The arch gate, which reads 'Lest We Forget' was dedicated to those who served in World War II.
The community hall was empty at the time of the blaze, with a fire investigation underway.
The Brisbane Times
Thanks to the sources of the Chermside and Districts Historical Society, this photo is of the Honour Board that was hanging in the Memorial Hall. The Honour Board has been salvaged from the fire, and is able to be restored.
Today as we hurry around our localities, whether it be Bald Hills, Bracken Ridge, Sandgate or where ever we may now live, and while we may all have different memories of the past, often the best stories are told by those who were there!
Cast your minds back to 1859, and walk in the footsteps of this "Traveller" as he describes the locality and how it was in the days when Queensland began.
View of a landscape painting created by Leonard Shillam. The artist's medium was watercolour
Scene is looking over a part of Bald Hills, a suburb of Brisbane, Queensland.
As a result of Japan's entry into World War II, and anxiety for Australia's security, it was felt that a new transmitting aerial needed to be constructed to replace the city aerials which were on the roof of strategic city buildings. The new site chosen was the Bald Hills transmitter site, one mile to the north of the Bald Hills Village. It was designed by Alf Howard and Vernon Kenna, the divisional engineer, PMG's broadcast construction department. (Description supplied with photograph)
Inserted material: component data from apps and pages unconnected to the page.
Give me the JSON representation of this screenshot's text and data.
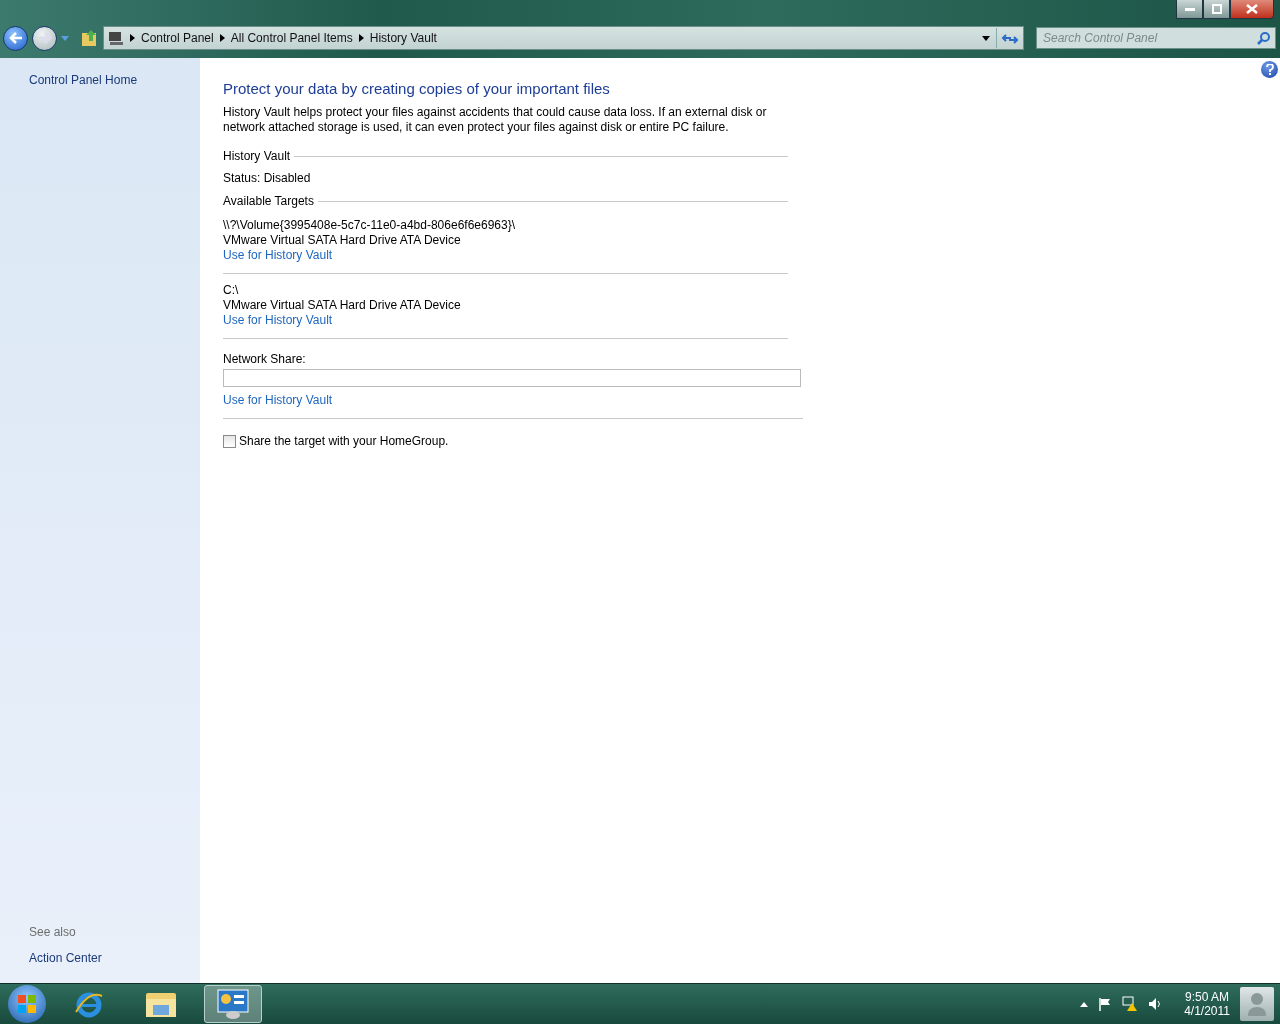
{
  "address_bar": {
    "breadcrumbs": [
      "Control Panel",
      "All Control Panel Items",
      "History Vault"
    ]
  },
  "search": {
    "placeholder": "Search Control Panel"
  },
  "sidebar": {
    "items": [
      "Control Panel Home"
    ],
    "see_also_title": "See also",
    "see_also": [
      "Action Center"
    ]
  },
  "main": {
    "heading": "Protect your data by creating copies of your important files",
    "description": "History Vault helps protect your files against accidents that could cause data loss. If an external disk or network attached storage is used, it can even protect your files against disk or entire PC failure.",
    "status_section": "History Vault",
    "status": "Status: Disabled",
    "targets_section": "Available Targets",
    "targets": [
      {
        "path": "\\\\?\\Volume{3995408e-5c7c-11e0-a4bd-806e6f6e6963}\\",
        "device": "VMware Virtual SATA Hard Drive ATA Device",
        "link": "Use for History Vault"
      },
      {
        "path": "C:\\",
        "device": "VMware Virtual SATA Hard Drive ATA Device",
        "link": "Use for History Vault"
      }
    ],
    "network_share": {
      "label": "Network Share:",
      "link": "Use for History Vault"
    },
    "homegroup": {
      "label": "Share the target with your HomeGroup.",
      "checked": false
    }
  },
  "taskbar": {
    "items": [
      {
        "kind": "ie",
        "selected": false
      },
      {
        "kind": "explorer",
        "selected": false
      },
      {
        "kind": "control",
        "selected": true
      }
    ],
    "clock": {
      "time": "9:50 AM",
      "date": "4/1/2011"
    }
  }
}
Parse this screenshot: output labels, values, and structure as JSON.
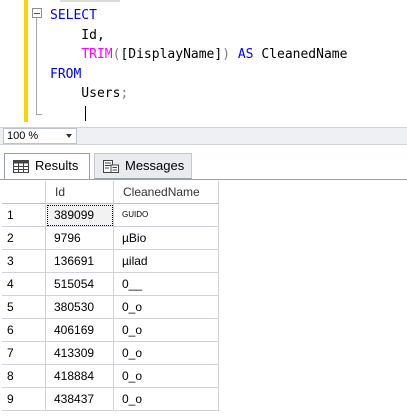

Summary: The site chosen for the Bald Hills transmitter, one mile to the north of the Bald Hills Village. The vertical radiator designed by Alf Howard and Vernon Kenna, the divisional engineer, PMG's broadcast construction department. (Description supplied with photograph.) This photograph is of the coupling building adjacent to the pipe mast of the radio transmitter. It was hit by the falling mast when it was decided to dismantle the mast in 1986.
This old house was a well known feature of the landscape until it was demolished!
There are two main theories as to the naming of Bald Hills. The first is that it was named on account of the D'aguilar Range which can be seen from the suburb.
The first railway in the area was completed in 1888 and at this time new subdivisions were offered for sale between Telegraph Road and the railway, and to the south of the current St Paul's School
Cultivation of the excellent farming land in the area did not start until the 1880s.
Arrowroot and cotton were grown by John Stewart. Sugar cane was also a major crop and a mill was built by the Lang family. A major housing boom occurred after World War II with the subdivision of the Richmond Heights Estate in 1959 and Eaton's property to the east of the highway in 1968. In 1974 the estates of the Carseldine, Feuerriegel and Williamson families were subdivided into the Canterbury Estate.
Historical Photos from John Oxley Library